In B.C., legislation comes into effect for all small diameter reflector lamps, meaning that Halogen MR16 lamps (and GU10 based lamps) will be removed from incentive eligibility. Federal legislation will also impact incandescent lighting, so that all incandescent lighting types will be removed from incentive eligibility. Large diameter halogen lamps – PAR and R lamps – remain eligible for incentives.

"We had previously removed the screw-in replacements from the incentives program, and now the hard-wired retrofits from incandescent to LED lighting are also being removed," says Alliance program delivery specialist Tanya Perewernycky.

Any current rebate applications that have been pre-approved will remain eligible for incentives, but there will be no net-new incentives for those eliminated lighting technologies. "We'll grandfather pre-approved applications though," she said.

The new standards don't just affect the Business Energy Saving Incentives (BESI) program. BC Hydro is creating new lighting incentive calculators to reflect changes across other programs, and Perewernycky says customers can expect those tools will be ready by January.

What's an SMB and what's a KAM? If you're not sure, you're not alone

Key-account managed customers don't arrive with a tattoo on their forehead declaring that status. But Seo offers one rule to remember, and a way of checking that status online, that can help Alliance members learn more quickly if the customer they're dealing with is an SMB or a KAM customer.

"It's not a great rule, but if you've heard of the customer, there's a good chance it's a KAM'd customer," says Seo. "For example, have you heard of Best Buy? Yes, they're a KAM'd customer. Have you heard of this municipality of Richmond? Yes, they're KAM'd. The same goes for school districts, municipalities and most K-12 schools."

But there are exceptions, particularly with customers who fall into the sometimes grey areas of retail, hospitality, and property management. A big chain restaurant is easy to spot as a KAM'd customer, but even a small business in a mall with a single meter operated by a property management company can be defined as a key account-managed company.
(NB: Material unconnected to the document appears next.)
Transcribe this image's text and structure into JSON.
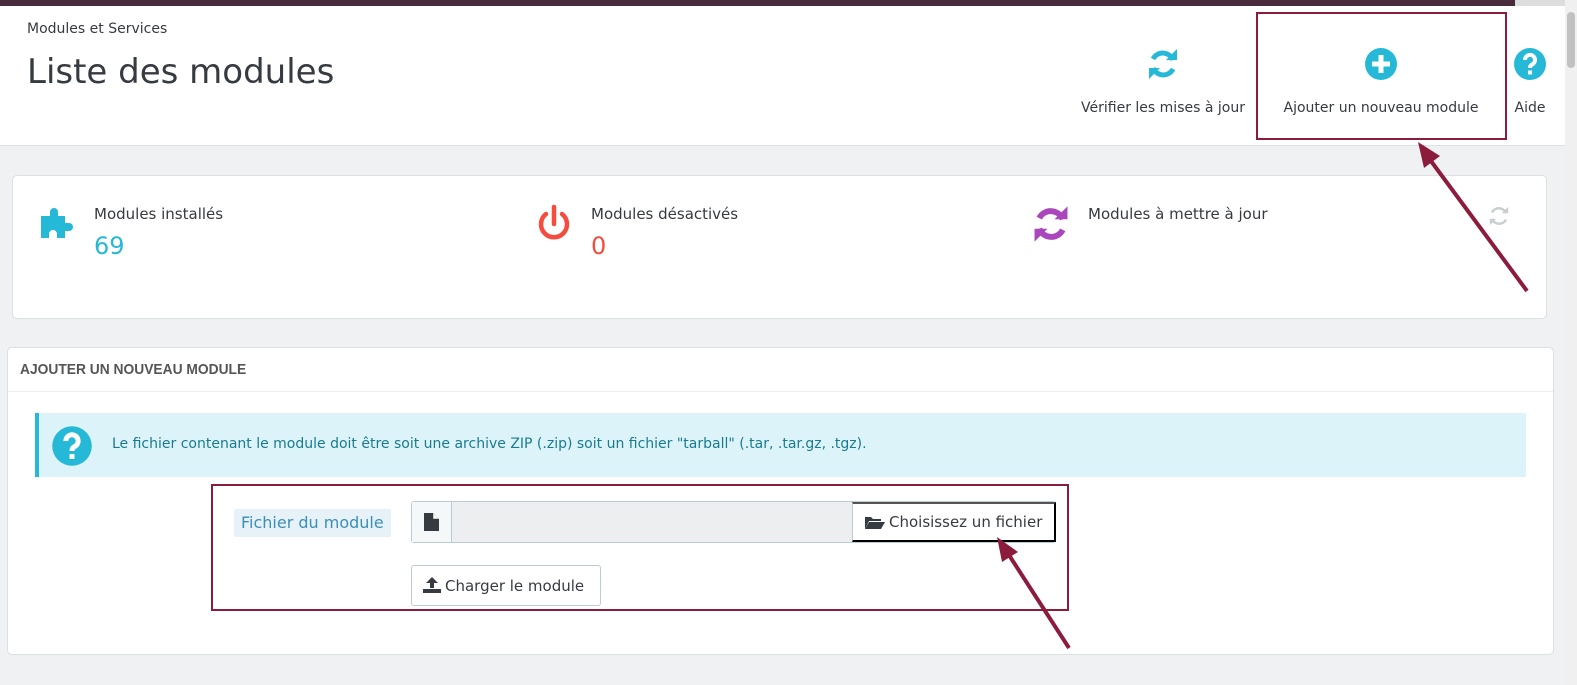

Your best bet? If you're dealing with a new customer and aren't sure whether they're a key account-managed customer, contact BC Hydro through alliance@bchydro.com.